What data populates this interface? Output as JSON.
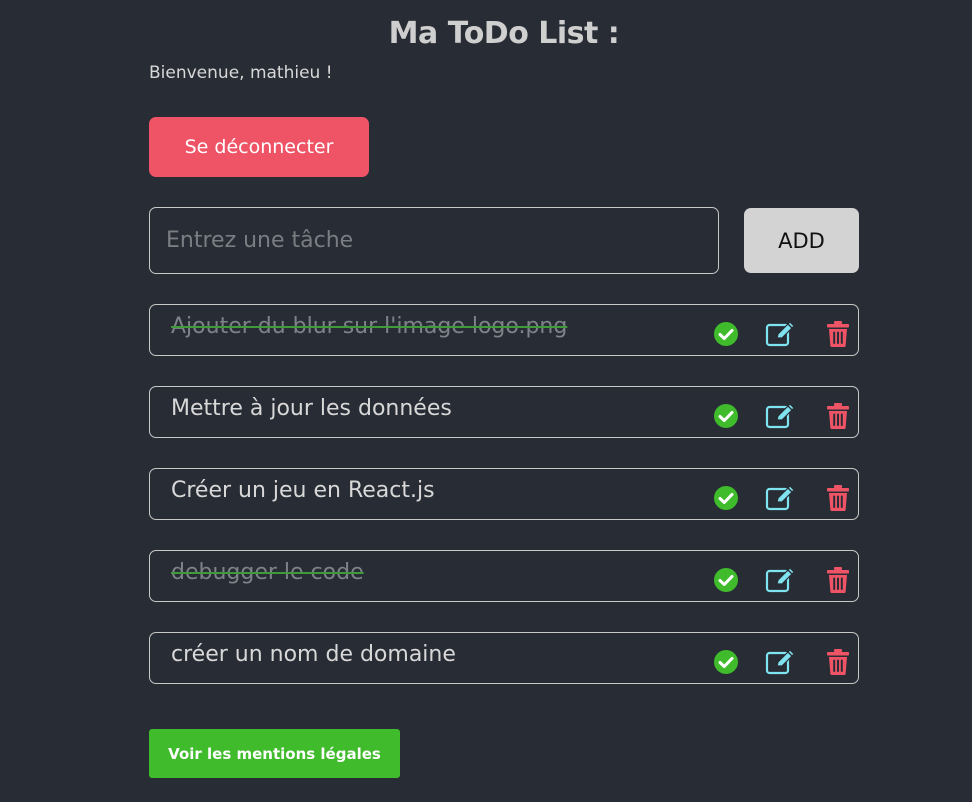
{
  "header": {
    "title": "Ma ToDo List :",
    "welcome": "Bienvenue, mathieu !"
  },
  "actions": {
    "logout_label": "Se déconnecter",
    "add_label": "ADD",
    "legal_label": "Voir les mentions légales"
  },
  "task_input": {
    "value": "",
    "placeholder": "Entrez une tâche"
  },
  "todos": [
    {
      "text": "Ajouter du blur sur l'image logo.png",
      "completed": true
    },
    {
      "text": "Mettre à jour les données",
      "completed": false
    },
    {
      "text": "Créer un jeu en React.js",
      "completed": false
    },
    {
      "text": "debugger le code",
      "completed": true
    },
    {
      "text": "créer un nom de domaine",
      "completed": false
    }
  ],
  "icons": {
    "complete": "check-circle-icon",
    "edit": "edit-icon",
    "delete": "trash-icon"
  },
  "colors": {
    "background": "#282c34",
    "logout": "#ef5466",
    "add": "#d3d3d3",
    "legal": "#3fbb2c",
    "check": "#3fbb2c",
    "edit": "#7fe3f0",
    "delete": "#ef5466"
  }
}
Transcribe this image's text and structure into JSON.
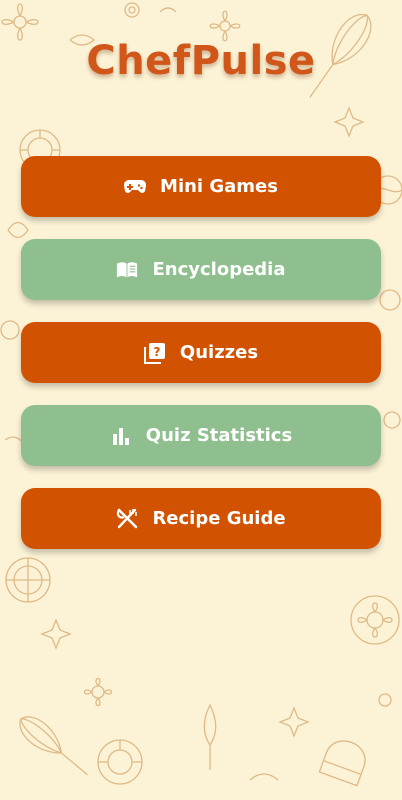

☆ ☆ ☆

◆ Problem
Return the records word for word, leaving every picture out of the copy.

◆ Answer area
What data populates this interface? Output as JSON.
{
  "header": {
    "title": "Ma ToDo List :",
    "welcome": "Bienvenue, mathieu !"
  },
  "actions": {
    "logout_label": "Se déconnecter",
    "add_label": "ADD",
    "legal_label": "Voir les mentions légales"
  },
  "task_input": {
    "value": "",
    "placeholder": "Entrez une tâche"
  },
  "todos": [
    {
      "text": "Ajouter du blur sur l'image logo.png",
      "completed": true
    },
    {
      "text": "Mettre à jour les données",
      "completed": false
    },
    {
      "text": "Créer un jeu en React.js",
      "completed": false
    },
    {
      "text": "debugger le code",
      "completed": true
    },
    {
      "text": "créer un nom de domaine",
      "completed": false
    }
  ],
  "icons": {
    "complete": "check-circle-icon",
    "edit": "edit-icon",
    "delete": "trash-icon"
  },
  "colors": {
    "background": "#282c34",
    "logout": "#ef5466",
    "add": "#d3d3d3",
    "legal": "#3fbb2c",
    "check": "#3fbb2c",
    "edit": "#7fe3f0",
    "delete": "#ef5466"
  }
}
Transcribe this image's text and structure into JSON.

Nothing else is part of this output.